[Opening MATERIAL FOR THE TASK section]
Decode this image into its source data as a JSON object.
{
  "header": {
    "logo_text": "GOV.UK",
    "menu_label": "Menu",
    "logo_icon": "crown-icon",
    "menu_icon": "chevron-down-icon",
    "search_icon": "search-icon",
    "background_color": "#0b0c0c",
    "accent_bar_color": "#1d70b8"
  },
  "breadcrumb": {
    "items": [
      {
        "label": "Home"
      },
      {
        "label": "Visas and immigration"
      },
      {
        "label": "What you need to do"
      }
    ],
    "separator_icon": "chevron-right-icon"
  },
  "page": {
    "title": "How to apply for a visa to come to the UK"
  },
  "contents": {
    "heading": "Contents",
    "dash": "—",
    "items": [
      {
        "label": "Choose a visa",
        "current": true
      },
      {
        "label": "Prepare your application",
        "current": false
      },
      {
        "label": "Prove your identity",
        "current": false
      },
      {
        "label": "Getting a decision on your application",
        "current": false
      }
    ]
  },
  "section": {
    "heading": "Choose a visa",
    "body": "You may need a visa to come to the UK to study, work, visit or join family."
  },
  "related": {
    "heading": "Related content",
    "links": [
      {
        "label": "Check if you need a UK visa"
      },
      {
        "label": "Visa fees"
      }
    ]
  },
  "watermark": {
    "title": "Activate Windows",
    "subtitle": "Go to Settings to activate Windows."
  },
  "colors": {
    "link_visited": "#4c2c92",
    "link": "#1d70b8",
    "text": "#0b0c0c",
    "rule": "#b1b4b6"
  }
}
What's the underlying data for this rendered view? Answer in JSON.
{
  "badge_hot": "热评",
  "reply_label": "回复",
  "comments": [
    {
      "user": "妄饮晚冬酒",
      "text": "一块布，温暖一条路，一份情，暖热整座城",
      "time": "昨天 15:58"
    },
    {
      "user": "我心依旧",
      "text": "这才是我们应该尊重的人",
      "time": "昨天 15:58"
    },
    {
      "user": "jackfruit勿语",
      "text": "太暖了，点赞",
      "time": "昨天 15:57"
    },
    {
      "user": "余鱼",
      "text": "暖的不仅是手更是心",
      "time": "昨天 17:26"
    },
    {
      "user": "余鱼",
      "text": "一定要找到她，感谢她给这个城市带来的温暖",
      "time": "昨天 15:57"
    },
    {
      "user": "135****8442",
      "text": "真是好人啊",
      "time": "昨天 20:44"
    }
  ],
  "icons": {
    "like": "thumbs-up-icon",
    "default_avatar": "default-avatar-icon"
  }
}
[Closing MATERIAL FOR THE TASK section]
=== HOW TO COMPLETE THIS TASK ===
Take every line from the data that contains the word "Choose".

=== THE COMPLETED TASK ===
        "label": "Choose a visa",
    "heading": "Choose a visa",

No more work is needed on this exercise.